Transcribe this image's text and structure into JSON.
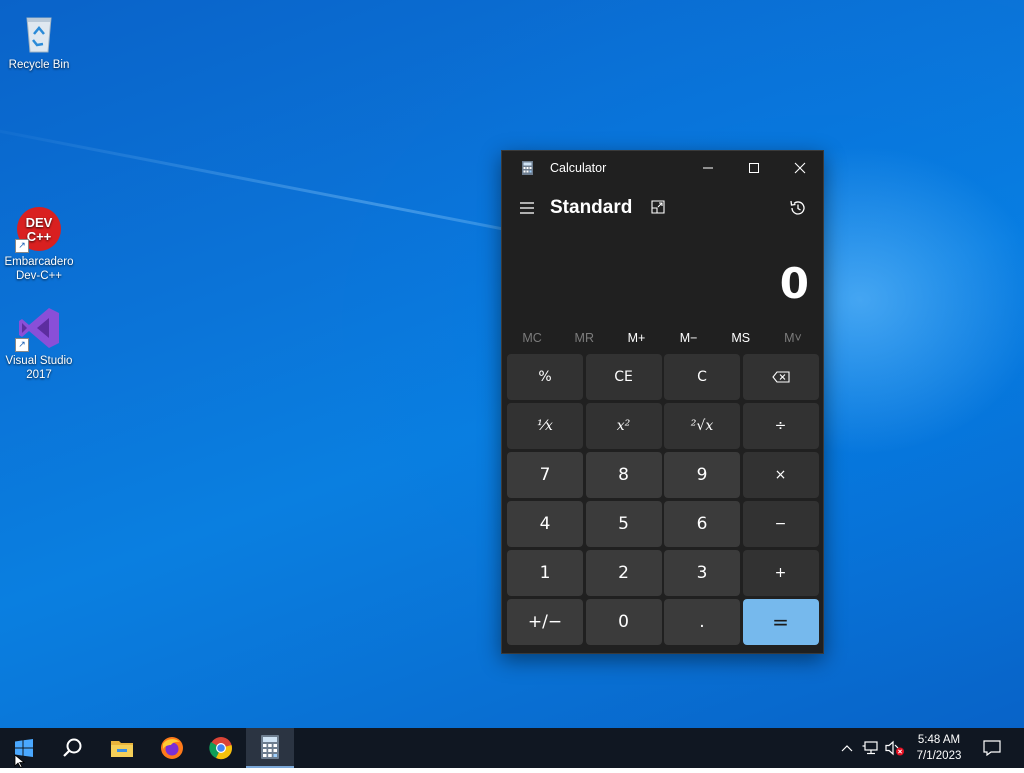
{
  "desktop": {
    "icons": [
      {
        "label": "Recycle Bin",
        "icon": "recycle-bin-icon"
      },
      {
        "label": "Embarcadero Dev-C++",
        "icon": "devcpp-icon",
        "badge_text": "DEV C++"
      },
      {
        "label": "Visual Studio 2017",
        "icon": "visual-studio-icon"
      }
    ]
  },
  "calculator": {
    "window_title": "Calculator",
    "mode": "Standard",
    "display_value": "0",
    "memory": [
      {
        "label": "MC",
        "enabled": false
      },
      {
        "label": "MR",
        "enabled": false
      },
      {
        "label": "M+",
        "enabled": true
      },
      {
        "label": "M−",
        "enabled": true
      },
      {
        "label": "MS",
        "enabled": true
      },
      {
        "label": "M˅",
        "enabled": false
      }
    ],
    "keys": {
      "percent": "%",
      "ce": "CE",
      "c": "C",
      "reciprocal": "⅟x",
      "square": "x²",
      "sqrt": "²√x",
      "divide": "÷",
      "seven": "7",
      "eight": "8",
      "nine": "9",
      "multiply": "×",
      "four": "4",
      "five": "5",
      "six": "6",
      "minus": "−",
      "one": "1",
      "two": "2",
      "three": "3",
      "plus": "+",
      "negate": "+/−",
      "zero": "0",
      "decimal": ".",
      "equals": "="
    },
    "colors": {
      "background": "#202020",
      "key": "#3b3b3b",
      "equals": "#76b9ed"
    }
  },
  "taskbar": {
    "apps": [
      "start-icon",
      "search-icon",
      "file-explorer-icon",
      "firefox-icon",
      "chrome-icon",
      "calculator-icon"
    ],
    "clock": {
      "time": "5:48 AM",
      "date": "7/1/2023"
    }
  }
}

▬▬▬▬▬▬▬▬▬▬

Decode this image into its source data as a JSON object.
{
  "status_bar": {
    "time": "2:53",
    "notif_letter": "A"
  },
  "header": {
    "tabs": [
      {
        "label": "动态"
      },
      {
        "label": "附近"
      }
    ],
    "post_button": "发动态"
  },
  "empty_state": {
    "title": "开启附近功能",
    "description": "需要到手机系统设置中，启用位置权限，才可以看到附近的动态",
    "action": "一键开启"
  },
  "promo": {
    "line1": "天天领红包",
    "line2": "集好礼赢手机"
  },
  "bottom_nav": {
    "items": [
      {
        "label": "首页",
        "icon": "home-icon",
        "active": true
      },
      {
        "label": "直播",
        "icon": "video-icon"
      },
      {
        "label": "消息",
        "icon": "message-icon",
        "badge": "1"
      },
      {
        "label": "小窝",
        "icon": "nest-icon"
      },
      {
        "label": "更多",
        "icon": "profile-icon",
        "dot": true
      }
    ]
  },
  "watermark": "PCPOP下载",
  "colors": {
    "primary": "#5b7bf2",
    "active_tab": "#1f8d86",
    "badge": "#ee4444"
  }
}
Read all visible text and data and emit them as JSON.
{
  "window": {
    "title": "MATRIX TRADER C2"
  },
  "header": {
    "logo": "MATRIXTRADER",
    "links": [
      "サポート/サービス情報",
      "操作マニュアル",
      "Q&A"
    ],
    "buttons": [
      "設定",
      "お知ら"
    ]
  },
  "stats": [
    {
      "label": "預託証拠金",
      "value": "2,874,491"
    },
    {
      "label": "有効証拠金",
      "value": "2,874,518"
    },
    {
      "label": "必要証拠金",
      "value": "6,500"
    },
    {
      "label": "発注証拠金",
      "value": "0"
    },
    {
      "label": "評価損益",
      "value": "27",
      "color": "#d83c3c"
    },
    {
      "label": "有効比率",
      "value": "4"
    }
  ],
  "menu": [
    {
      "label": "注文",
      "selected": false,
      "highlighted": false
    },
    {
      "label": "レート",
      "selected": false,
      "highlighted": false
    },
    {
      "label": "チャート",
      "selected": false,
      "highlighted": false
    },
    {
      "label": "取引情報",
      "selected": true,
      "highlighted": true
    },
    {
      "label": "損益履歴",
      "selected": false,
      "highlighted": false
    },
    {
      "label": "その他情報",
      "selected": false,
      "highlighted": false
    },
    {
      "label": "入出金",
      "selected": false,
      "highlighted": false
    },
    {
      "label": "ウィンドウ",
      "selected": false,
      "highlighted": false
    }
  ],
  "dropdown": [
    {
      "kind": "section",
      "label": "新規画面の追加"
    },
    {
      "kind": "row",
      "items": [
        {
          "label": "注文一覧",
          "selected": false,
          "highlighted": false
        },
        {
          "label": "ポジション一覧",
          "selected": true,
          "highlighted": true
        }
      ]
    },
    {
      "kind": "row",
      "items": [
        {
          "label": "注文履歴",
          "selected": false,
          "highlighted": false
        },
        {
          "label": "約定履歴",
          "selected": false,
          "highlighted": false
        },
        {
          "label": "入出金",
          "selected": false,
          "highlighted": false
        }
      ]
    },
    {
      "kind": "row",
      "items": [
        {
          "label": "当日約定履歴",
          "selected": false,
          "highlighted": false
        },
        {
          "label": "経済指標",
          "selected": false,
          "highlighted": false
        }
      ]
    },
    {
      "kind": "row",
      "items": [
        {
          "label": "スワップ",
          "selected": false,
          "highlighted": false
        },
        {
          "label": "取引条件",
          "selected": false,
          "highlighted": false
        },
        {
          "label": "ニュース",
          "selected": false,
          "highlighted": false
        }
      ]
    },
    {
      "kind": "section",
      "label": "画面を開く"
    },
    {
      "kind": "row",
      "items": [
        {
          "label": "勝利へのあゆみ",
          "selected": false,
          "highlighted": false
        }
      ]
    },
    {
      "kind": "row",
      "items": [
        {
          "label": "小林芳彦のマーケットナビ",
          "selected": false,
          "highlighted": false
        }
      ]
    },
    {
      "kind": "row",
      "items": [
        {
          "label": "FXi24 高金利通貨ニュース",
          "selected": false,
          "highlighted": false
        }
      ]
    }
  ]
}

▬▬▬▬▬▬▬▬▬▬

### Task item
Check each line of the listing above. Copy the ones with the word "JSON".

### Written solution
Transcribe this image's text and structure into JSON.
Decode this image into its source data as a JSON object.
Read all visible text and data and emit them as JSON.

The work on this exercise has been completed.